I recognize now that so many of the wearying behaviors of my twenties—like forcing myself into conversations with musicians after gigs—were misguided attempts to assure myself of my own internal worth and viability as a creative person. What I was actually trying to replicate in trying to talk to my indie rock heroes after small club shows was the way my father, not my mother, would have conversations with musicians and actors that he already knew after we went to local theater performances when I was a child.
The glamor of hanging around the auditorium after the house lights came up, standing at his elbow as he laughed and kibitzed with his friends and creative comrades who only moments earlier had been in the spotlight singing and playing for a large crowd, will always inform my idea of what it means to be a part of a larger creative community. And not only to be a part of that community but to be valued for one’s contributions to it. Even when my father didn’t know someone personally, he or she inevitably knew him by reputation as a talented musician and tough but enthusiastic critic and received his praise accordingly.
It’s as if I thought I’d not only permanently inherited his notoriety by association but that it would transfer behind the Northwest Indiana theater community as well. I think at some level I was still operating out of a “don’t they know who I am?” internal programming, even when I was, say, trying to chat up Andrew Bird after a show at the Hideout, like he would have any reason to care that I thought his then-most recent album was his personal best.
As I said last week about learning to reappreciate Phil Collins, there was a point in my life when my sense of my own identity became confused, when I suddenly wasn’t sure if, at base, I was a musician or an amateur music critic. I often still struggle to align myself with what I’ve taken to calling “level zero” of creation, instead of the “level one” of commentary about someone else’s creation. But now that I find myself in a romantic relationship with someone who just happens to be one of my favorite songwriters, and now that I play in a band with someone who just happens to be one of my favorite poets, I’ve had the satisfaction of forming my own creative cohort well outside the bounds of my father’s influence.

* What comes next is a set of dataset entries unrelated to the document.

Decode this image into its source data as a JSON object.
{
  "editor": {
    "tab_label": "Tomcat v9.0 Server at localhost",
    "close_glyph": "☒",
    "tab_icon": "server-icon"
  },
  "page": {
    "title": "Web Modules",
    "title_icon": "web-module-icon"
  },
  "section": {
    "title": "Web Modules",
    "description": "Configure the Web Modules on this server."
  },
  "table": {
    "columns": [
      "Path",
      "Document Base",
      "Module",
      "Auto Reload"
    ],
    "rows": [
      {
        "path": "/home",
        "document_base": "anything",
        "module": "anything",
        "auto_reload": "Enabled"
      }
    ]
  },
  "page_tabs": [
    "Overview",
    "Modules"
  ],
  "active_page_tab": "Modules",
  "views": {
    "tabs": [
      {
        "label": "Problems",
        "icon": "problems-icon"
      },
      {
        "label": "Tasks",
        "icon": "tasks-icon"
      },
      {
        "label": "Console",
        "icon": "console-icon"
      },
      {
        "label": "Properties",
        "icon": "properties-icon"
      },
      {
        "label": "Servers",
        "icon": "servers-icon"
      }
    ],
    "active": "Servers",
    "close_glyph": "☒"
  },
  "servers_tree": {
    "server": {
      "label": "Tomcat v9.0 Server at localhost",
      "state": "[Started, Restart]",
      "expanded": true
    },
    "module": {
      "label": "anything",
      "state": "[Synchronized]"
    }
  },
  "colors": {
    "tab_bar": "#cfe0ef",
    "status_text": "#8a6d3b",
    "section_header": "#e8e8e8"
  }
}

More important than even that is the (re)discovery that the pleasure of knowing them actually has nothing to do what they’ve achieved or how our friendship reflects back on me. The success, and the satisfaction, that I’ve so longed for comes not in talking about it after it’s all over, but in living beside and caring for one another as the doing of the thing knits itself into the reality of how we show up for ourselves as creators every day.